“Phil King made the decision to not vote on HB 375, instead opting to bring forward a vote on the far more restrictive HB 1911. Prior to the vote, 5 of the 6 Republicans made statements that HB 1911 did not go far enough to be Constitutional Carry, but all 6 voted to pass it out,” it continued. “This means that had King brought HB 375 up for a vote, it would have passed.”
Another genuine gun rights organization, Open Carry Texas, issued scathing criticism of King as well:
“Chairman King has just made clear that he is no friend of the Second Amendment,” said CJ Grisham, the founder of the organization. “By watering down HB 1911 with unconstitutional eligibility requirements and refusing to take action on a bill that would expand gun rights back to their rightful place, King has betrayed the grassroots and turned his back on smaller government.”
Grisham’s sentiment about the new, watered down version of the legislation was shared by State Rep. Matt Schaefer (R–Tyler), who said the modified HB 1911 was “too restrictive” and didn’t capture the “ultimate intent” of constitutional carry. However, as noted previously, he and other Republicans on the committee backed the bill in order to keep the issue alive.
It’s worth noting that HB 1911 could potentially be bolstered on the floor of the Texas House by amending the language of HB 375 on to the legislation. That fact is well known by the House Calendars Committee, which it’s rumored will bottle up the legislation unless Stickland and other constitutional carry advocates agree to withhold amendments—a compromise the conservative lawmaker is likely unwilling to make.
According to Stickland, King has demanded he water down his bill before he will pass it out of committee. Stickland has thus far refused.
— Jonathan Stickland (@RepStickland) April 18, 2017

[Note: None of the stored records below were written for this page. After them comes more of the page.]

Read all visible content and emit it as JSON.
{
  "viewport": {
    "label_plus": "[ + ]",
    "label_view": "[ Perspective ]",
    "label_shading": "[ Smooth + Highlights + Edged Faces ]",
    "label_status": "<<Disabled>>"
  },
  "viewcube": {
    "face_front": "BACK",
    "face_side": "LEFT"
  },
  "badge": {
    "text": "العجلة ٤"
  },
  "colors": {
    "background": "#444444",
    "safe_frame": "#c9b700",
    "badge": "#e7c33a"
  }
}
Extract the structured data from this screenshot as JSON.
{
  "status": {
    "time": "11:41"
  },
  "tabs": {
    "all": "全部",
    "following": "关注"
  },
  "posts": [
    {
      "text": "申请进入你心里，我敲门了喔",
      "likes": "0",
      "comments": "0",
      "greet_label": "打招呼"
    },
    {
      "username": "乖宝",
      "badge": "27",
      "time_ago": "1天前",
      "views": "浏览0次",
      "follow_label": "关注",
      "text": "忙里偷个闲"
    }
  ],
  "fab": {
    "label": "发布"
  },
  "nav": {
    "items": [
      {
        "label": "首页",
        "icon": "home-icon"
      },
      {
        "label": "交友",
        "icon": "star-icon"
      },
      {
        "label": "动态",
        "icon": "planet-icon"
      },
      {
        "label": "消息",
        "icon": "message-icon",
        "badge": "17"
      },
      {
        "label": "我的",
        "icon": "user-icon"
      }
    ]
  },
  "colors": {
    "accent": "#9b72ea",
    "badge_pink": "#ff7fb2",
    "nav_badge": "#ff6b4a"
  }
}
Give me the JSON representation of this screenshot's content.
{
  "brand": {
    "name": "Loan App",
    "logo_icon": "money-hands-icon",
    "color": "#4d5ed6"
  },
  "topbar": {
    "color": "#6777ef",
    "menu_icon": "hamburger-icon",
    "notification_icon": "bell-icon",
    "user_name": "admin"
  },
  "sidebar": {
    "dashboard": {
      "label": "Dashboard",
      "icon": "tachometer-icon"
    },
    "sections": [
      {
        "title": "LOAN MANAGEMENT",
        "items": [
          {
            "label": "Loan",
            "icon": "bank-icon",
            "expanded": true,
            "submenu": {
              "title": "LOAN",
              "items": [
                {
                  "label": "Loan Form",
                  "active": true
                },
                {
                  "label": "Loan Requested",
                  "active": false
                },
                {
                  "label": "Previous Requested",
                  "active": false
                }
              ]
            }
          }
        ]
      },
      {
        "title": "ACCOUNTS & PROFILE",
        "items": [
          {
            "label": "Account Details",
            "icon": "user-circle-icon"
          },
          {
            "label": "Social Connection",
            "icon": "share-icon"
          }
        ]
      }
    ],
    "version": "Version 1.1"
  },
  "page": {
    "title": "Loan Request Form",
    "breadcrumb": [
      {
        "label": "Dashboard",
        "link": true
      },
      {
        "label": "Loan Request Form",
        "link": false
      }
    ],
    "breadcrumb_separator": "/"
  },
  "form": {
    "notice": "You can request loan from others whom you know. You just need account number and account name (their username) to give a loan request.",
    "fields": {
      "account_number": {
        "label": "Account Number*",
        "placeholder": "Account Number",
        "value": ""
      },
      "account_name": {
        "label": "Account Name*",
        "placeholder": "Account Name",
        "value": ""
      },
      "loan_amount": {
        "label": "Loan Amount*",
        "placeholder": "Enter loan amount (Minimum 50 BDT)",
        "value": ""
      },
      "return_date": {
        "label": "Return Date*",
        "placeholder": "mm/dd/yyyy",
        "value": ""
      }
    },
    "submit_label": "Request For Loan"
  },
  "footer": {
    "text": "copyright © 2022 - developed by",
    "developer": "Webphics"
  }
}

Should the measure proceed to a vote on the House floor, State Sen. Don Huffines (R–Dallas) has expressed that he is “eagerly awaiting the opportunity to sponsor” constitutional carry in the Texas Senate.